The Making of a Dream: How a group of young undocumented immigrants helped change what it means to be American follows five undocumented teenagers and your adults that fought for legal protection, sometimes clumsily, but eventually successfully as embodied in the DACA policy (until the Trump presidency ended it). The book does a good job of showing the pitfalls and compromises of DACA, in particular the many categories of people who were left out (anyone who was not in high school or college, for instance) and the rifts it created amongst the many so-called “mixed-status” families, where parents or older siblings would not be eligible but younger siblings could be. It also shows how President Obama, who did approve the policy, saw its limits very clearly: why focus on in-country immigrants when so many others may want to come, too? And why use a policy when it’s really the entire immigration process that needs reforming — and is still no reformed.

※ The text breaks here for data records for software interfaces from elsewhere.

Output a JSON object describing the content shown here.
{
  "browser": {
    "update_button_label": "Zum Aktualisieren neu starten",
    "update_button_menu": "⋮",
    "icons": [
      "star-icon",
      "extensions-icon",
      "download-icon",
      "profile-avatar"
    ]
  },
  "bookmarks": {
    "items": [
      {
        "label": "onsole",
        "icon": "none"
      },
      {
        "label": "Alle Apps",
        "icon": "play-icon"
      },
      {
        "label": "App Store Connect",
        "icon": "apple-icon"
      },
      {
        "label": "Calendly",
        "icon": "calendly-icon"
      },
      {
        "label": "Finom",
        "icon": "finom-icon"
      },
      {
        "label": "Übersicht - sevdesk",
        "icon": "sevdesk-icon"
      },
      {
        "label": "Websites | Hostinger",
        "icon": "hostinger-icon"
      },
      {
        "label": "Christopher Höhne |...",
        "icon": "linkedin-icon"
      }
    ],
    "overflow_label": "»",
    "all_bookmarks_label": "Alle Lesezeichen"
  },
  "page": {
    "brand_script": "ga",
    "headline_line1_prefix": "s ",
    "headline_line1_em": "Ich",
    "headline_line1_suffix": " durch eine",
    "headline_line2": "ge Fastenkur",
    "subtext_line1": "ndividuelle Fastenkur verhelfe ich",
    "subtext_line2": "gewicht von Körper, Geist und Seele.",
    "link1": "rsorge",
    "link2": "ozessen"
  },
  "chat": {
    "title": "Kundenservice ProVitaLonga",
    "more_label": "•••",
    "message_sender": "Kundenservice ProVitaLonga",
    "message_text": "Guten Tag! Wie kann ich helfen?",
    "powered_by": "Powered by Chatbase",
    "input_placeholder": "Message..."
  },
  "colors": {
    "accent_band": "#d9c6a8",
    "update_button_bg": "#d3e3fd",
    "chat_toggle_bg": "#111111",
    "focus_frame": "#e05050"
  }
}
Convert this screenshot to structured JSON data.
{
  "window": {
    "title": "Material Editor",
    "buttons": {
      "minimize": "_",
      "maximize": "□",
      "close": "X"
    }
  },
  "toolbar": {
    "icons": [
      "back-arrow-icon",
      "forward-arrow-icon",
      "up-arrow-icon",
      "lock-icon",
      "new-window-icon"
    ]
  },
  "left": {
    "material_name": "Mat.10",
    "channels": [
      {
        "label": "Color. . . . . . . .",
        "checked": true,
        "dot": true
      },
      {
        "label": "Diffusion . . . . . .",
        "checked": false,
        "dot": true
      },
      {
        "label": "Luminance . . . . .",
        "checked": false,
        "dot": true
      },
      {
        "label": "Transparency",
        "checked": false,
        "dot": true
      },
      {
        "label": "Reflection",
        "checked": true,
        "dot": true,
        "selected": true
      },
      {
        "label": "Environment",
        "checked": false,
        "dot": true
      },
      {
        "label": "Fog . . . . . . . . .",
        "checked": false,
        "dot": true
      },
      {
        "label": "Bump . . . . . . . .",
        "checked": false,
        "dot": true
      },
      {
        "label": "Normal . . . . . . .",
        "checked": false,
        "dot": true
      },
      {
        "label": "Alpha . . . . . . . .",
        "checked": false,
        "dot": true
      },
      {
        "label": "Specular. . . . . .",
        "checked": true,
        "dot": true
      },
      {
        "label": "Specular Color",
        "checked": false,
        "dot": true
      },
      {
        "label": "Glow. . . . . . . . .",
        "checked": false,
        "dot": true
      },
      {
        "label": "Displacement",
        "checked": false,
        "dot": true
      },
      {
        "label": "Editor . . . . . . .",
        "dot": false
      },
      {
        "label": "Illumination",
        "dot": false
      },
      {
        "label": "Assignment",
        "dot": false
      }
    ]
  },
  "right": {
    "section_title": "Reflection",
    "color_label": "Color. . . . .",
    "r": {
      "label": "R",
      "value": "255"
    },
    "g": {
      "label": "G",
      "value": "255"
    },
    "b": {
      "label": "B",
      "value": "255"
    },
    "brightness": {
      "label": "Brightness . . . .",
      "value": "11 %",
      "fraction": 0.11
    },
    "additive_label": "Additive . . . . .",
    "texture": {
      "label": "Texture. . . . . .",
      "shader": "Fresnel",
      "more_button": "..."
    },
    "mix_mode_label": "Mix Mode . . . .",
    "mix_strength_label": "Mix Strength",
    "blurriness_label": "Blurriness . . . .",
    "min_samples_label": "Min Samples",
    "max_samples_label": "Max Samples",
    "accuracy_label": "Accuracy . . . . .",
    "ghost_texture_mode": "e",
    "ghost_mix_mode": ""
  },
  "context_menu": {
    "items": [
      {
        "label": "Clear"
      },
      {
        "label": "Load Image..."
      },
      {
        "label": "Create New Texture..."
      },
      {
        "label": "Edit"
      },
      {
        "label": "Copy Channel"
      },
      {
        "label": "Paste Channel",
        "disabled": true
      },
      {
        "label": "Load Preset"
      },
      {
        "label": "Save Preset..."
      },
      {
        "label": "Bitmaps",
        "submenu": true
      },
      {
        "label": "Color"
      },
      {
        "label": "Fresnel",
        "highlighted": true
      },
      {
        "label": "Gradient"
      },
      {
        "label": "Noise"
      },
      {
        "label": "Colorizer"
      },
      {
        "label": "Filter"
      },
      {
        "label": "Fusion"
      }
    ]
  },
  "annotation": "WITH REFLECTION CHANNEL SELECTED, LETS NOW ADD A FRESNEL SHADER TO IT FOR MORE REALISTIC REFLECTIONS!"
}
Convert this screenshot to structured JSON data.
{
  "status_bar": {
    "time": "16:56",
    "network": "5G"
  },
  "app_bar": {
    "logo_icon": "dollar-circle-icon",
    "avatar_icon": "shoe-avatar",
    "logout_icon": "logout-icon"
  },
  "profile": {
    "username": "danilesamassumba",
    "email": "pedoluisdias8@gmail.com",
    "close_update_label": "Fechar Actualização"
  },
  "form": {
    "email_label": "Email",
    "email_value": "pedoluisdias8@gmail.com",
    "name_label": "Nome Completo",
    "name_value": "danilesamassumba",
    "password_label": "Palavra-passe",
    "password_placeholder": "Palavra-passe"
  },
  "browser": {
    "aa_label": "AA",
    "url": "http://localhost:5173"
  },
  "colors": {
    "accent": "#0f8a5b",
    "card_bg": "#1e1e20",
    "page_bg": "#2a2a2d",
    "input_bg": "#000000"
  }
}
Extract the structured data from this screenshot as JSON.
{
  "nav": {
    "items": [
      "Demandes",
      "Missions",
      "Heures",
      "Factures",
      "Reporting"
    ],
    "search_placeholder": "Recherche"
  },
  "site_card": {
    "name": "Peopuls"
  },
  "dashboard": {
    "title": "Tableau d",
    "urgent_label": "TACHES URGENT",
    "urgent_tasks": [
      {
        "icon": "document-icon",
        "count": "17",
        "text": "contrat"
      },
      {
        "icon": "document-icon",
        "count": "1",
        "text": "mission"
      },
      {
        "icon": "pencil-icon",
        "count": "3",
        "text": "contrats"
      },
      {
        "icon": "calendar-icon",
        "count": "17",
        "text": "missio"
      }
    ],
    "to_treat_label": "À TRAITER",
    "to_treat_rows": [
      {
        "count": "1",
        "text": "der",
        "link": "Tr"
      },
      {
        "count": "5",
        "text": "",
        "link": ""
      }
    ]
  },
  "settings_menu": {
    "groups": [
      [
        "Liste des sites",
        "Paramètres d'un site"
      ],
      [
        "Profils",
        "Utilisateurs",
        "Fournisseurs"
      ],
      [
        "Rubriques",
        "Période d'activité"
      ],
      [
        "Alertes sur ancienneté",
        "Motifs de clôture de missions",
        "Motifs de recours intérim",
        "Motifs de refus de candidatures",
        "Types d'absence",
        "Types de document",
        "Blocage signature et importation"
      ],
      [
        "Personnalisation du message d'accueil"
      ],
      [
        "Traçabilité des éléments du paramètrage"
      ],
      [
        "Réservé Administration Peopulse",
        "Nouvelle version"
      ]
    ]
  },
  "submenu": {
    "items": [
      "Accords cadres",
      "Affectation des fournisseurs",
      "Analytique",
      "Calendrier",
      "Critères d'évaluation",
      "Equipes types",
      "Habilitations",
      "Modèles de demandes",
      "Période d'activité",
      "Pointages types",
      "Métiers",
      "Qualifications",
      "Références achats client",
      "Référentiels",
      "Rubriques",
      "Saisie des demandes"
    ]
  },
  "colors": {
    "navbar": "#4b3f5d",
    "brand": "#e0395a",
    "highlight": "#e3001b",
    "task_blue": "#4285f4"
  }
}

An interesting, albeit limited history.
Tag Archives: immigrants
The author of The Line Becomes a River: Dispatches from the Border served several years in the Border Patrol, finding undocumented immigrants and processing them for repatriation — and all too often finding bodies. He shows how desperate the migrants are and how determined they are to cross the border. After he leaves the Border Patrol because he cannot embrace the mission any longer–but continues to be involved in the immigration legal system to help a friend.
The best parts of the book are when he describes his experience, whether in the field, at headquarters, or in a courtroom. I could have done without the socio-political dissertations.
Are you interested in the lives of foreign Humanities doctorate students slaving as teaching assistants? Think lots of big ideas, lots of sex and especially thoughts about sex, culture shock, infatuation with various professors — and not much action towards theses of anything else that could be construed as constructive. (I’m not commenting on humanities doctorate students per se, but rather on the book). My eyes glazed over as I read Immigrant, Montana.
Dear America: Notes of an Undocumented Citizen is a memoir and book-length argument in favor of immigration reform. The author was sent to the US at age 12 to live with his (documented) grandparents with the hope of a better future. Things worked out well for him: he attended a good high school and was able to take advantage of generous financial help to attend college, but proper paperwork proved elusive and a talented journalist finds himself with no legal avenue to regularize his situation — although, interestingly and despite (or perhaps because of) his fame, he has not been deported. I would have preferred more of a focus on his personal history and less political commentary, but it’s important to show how productive individuals are left in limbo because of decisions made long ago by their parents.
The patriarch in The House of Broken Angels, Big Angel, is burying his mother and celebrating what he expects to be his last birthday in the same week. Around him his vast family swarms, full of colorful characters and the occasional gang member. The story stretches back to Big Angel’s poor childhood in Mexico and his illegal border crossing, how he met his wife and adopted her childcare, and how they all turned out. It’s a rich family saga with lots of unlikely situations and relationships. It did not quite jell into a masterful whole for me, with a little too much repetition and descriptions that stayed superficial — rather like a family reunion, actually. But it’s fun.
The Parking Lot Attendant is a charismatic hustler who, for now, runs various illegal schemes from a Boston parking lot, within and outside the Ethiopian immigrant community there, but has bigger ambitions. The girl-narrator describes how she falls under his initial benign, even kind influence, but slowly becomes an accomplice. I thought the description of her relationship with the parking lot “attendant” was mesmerizing — but the ending in the island commune seemed way too improbable.
The first author of Tears of Salt: A Doctor’s Story is a physician on the small Italian island of Lampedusa, where many migrants from Africa arrive, some healthy and others almost or completely dead, as they try to reach Europe. He gets to treat the sick and autopsy the dead, and often sees the children, relatives, and friends of the people he so recently pronounced dead. It’s not an easy life, and it’s not an easy story. The solution to the problem cannot be as simple as what he seems to suggest (open the border) and at the same time the personal stories are heart-wrenching.